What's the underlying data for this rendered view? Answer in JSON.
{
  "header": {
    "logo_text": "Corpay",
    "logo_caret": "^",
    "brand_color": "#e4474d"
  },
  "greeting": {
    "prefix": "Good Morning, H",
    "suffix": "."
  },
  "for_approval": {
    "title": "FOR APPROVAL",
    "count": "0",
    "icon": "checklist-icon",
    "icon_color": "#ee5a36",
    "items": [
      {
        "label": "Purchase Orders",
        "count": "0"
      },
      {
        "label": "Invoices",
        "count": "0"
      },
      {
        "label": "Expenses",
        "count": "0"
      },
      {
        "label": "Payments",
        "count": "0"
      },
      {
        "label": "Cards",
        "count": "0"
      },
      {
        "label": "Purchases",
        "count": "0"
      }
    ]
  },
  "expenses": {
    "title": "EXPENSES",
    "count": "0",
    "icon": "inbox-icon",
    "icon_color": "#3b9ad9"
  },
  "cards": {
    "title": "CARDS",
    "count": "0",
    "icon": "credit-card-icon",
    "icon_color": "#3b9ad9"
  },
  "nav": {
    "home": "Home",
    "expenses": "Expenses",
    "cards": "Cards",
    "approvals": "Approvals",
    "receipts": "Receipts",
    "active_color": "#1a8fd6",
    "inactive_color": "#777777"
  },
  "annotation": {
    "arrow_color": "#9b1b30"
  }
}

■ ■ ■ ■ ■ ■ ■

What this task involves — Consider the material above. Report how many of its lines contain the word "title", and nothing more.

Task solution — 3